The other $4.2 million in stimulus dollars will pay for several
terminal preservation projects to begin construction later this
year. WSF is also preparing to compete for the $60 million national
federal discretionary grant program.
144-car Elwha’s drive motor has been fixed and it returned to the
Anacortes-San Juan Islands route on Thursday. That will allow the
down to the inter-island route and relieve the 34-auto
The Elwha was removed from
service on March 24 after the crew discovered sparking in an
electrical switch in its drive motor.
Ferries electricians and port engineers worked with the vendors of
the drive motor and control system to perform a full evaluation of
the drive motor, component by component. Crews cleaned the motor,
changed brushes, and made recommended adjustments. Crews compared
data collected during sea trials to ensure that the problem was
The Yakima will be on the Bremerton-Seattle route for the next
two weeks and it does not have Wi-Fi. This will impact the
Seattle: 7:35 a.m., 10:15 a.m., 12:45 p.m., 4:20 p.m, 6:45 p.m and
Bremerton-6:20 a.m., 9 a.m, 11:30 a.m., 3 p.m., 5:30 p.m.,
and 7:55 p.m.
King County Ferry District officials say 3,429 riders rode the

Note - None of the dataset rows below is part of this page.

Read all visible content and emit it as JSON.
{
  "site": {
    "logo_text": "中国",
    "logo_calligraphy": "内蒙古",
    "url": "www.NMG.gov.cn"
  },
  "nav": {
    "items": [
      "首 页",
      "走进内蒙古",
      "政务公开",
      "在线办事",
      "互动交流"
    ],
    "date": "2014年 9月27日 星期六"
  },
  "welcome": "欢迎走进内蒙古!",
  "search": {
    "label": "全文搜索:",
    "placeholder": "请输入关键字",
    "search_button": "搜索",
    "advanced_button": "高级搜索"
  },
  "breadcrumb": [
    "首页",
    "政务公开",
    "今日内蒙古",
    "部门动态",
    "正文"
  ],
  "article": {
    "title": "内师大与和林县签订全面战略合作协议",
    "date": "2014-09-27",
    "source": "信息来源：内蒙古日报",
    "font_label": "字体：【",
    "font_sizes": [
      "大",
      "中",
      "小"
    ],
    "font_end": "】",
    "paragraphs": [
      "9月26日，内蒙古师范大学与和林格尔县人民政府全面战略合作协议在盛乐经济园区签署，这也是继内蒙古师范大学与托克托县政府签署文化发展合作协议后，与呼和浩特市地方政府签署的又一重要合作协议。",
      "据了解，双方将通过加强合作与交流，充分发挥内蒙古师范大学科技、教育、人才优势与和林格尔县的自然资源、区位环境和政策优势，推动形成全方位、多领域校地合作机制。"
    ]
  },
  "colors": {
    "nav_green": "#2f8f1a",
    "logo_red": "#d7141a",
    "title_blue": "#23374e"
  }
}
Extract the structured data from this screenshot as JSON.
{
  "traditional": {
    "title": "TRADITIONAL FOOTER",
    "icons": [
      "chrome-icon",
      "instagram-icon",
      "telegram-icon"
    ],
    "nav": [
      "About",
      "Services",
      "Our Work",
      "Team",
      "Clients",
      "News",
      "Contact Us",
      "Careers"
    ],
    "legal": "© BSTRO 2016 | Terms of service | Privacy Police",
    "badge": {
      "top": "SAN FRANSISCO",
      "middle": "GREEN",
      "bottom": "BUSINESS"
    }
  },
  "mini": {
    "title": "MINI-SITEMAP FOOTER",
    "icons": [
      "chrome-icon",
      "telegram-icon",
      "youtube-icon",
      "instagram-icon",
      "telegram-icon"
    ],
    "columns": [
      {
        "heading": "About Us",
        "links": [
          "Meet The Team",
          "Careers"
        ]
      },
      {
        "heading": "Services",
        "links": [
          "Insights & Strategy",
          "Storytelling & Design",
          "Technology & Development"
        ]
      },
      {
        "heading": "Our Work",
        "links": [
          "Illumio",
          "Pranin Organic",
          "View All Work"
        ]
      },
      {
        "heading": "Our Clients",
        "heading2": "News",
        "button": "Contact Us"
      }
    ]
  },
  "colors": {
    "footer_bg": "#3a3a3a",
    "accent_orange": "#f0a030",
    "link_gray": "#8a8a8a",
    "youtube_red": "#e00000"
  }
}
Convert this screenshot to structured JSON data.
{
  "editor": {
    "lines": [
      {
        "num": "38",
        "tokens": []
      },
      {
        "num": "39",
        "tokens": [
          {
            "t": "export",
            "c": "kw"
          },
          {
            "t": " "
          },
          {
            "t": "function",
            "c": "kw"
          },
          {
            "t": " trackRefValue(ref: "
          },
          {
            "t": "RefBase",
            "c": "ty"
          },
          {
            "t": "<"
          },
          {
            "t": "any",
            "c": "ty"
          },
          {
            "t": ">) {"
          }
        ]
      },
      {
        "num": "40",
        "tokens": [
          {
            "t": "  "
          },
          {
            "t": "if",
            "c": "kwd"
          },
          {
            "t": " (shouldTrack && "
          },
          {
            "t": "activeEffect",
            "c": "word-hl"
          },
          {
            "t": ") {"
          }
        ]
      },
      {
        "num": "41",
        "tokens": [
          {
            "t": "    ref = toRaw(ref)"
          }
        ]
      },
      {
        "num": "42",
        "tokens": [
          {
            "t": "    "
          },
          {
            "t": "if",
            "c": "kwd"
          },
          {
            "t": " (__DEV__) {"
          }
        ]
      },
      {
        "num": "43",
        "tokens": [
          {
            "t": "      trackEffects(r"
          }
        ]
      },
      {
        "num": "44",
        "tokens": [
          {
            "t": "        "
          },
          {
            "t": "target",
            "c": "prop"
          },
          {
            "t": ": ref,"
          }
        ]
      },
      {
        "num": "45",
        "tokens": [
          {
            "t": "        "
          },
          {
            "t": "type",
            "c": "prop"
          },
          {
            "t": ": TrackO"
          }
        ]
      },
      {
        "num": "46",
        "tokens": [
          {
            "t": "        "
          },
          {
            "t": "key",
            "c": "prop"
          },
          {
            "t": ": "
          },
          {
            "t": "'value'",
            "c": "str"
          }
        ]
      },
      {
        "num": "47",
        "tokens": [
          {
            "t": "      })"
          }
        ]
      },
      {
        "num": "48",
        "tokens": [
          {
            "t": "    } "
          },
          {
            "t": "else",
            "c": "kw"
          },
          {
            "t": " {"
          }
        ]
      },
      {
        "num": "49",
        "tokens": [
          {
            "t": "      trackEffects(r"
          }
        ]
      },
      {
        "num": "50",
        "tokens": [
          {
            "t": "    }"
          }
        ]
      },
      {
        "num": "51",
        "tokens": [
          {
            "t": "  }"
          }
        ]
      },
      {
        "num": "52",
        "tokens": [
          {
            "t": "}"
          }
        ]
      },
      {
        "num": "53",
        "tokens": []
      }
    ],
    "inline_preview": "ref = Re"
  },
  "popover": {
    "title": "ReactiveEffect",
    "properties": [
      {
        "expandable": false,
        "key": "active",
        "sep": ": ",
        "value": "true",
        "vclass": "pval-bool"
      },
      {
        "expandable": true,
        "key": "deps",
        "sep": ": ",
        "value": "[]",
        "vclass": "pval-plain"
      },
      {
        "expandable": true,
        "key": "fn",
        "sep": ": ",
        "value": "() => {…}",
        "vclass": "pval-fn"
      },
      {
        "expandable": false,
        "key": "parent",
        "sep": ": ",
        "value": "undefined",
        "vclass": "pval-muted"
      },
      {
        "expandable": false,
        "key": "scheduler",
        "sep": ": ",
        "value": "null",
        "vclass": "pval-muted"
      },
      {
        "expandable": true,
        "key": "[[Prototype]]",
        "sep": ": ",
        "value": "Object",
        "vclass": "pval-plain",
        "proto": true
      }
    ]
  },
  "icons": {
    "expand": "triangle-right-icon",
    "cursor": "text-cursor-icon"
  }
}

West Seattle-to-downtown passenger ferry on Sunday. The old record
for opening day was 2,404 riders in 2007.